# [Information given]
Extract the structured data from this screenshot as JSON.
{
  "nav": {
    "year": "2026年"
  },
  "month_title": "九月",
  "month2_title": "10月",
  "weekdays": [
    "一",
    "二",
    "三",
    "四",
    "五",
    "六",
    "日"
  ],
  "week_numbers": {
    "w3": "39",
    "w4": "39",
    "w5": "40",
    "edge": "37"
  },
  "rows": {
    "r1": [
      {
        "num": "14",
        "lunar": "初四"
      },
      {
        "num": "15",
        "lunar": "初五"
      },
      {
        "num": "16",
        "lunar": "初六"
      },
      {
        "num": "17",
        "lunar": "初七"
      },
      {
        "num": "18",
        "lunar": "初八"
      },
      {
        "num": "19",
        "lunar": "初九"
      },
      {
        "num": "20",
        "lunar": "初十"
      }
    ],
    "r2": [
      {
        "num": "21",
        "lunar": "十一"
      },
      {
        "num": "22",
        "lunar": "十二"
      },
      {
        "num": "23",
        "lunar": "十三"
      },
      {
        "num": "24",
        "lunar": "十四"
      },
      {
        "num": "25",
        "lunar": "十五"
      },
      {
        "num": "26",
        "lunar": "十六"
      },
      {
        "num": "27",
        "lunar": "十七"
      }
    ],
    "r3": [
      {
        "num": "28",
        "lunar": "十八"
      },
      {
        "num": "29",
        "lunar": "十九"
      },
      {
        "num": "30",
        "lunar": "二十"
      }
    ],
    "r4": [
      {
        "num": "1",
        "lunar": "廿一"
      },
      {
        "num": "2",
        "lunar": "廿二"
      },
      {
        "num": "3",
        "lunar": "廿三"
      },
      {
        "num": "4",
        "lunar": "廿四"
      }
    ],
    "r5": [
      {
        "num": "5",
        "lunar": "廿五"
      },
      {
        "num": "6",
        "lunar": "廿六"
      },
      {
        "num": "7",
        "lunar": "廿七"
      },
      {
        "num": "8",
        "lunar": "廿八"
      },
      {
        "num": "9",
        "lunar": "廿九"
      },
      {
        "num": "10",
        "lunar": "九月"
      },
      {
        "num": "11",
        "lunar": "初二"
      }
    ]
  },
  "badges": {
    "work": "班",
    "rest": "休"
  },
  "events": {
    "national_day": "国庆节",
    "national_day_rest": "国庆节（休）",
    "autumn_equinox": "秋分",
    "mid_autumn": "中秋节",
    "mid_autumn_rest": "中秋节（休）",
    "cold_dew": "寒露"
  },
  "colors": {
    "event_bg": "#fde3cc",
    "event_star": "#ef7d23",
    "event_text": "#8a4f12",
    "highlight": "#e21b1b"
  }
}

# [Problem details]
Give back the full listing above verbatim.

# [Task result]
Extract the structured data from this screenshot as JSON.
{
  "nav": {
    "year": "2026年"
  },
  "month_title": "九月",
  "month2_title": "10月",
  "weekdays": [
    "一",
    "二",
    "三",
    "四",
    "五",
    "六",
    "日"
  ],
  "week_numbers": {
    "w3": "39",
    "w4": "39",
    "w5": "40",
    "edge": "37"
  },
  "rows": {
    "r1": [
      {
        "num": "14",
        "lunar": "初四"
      },
      {
        "num": "15",
        "lunar": "初五"
      },
      {
        "num": "16",
        "lunar": "初六"
      },
      {
        "num": "17",
        "lunar": "初七"
      },
      {
        "num": "18",
        "lunar": "初八"
      },
      {
        "num": "19",
        "lunar": "初九"
      },
      {
        "num": "20",
        "lunar": "初十"
      }
    ],
    "r2": [
      {
        "num": "21",
        "lunar": "十一"
      },
      {
        "num": "22",
        "lunar": "十二"
      },
      {
        "num": "23",
        "lunar": "十三"
      },
      {
        "num": "24",
        "lunar": "十四"
      },
      {
        "num": "25",
        "lunar": "十五"
      },
      {
        "num": "26",
        "lunar": "十六"
      },
      {
        "num": "27",
        "lunar": "十七"
      }
    ],
    "r3": [
      {
        "num": "28",
        "lunar": "十八"
      },
      {
        "num": "29",
        "lunar": "十九"
      },
      {
        "num": "30",
        "lunar": "二十"
      }
    ],
    "r4": [
      {
        "num": "1",
        "lunar": "廿一"
      },
      {
        "num": "2",
        "lunar": "廿二"
      },
      {
        "num": "3",
        "lunar": "廿三"
      },
      {
        "num": "4",
        "lunar": "廿四"
      }
    ],
    "r5": [
      {
        "num": "5",
        "lunar": "廿五"
      },
      {
        "num": "6",
        "lunar": "廿六"
      },
      {
        "num": "7",
        "lunar": "廿七"
      },
      {
        "num": "8",
        "lunar": "廿八"
      },
      {
        "num": "9",
        "lunar": "廿九"
      },
      {
        "num": "10",
        "lunar": "九月"
      },
      {
        "num": "11",
        "lunar": "初二"
      }
    ]
  },
  "badges": {
    "work": "班",
    "rest": "休"
  },
  "events": {
    "national_day": "国庆节",
    "national_day_rest": "国庆节（休）",
    "autumn_equinox": "秋分",
    "mid_autumn": "中秋节",
    "mid_autumn_rest": "中秋节（休）",
    "cold_dew": "寒露"
  },
  "colors": {
    "event_bg": "#fde3cc",
    "event_star": "#ef7d23",
    "event_text": "#8a4f12",
    "highlight": "#e21b1b"
  }
}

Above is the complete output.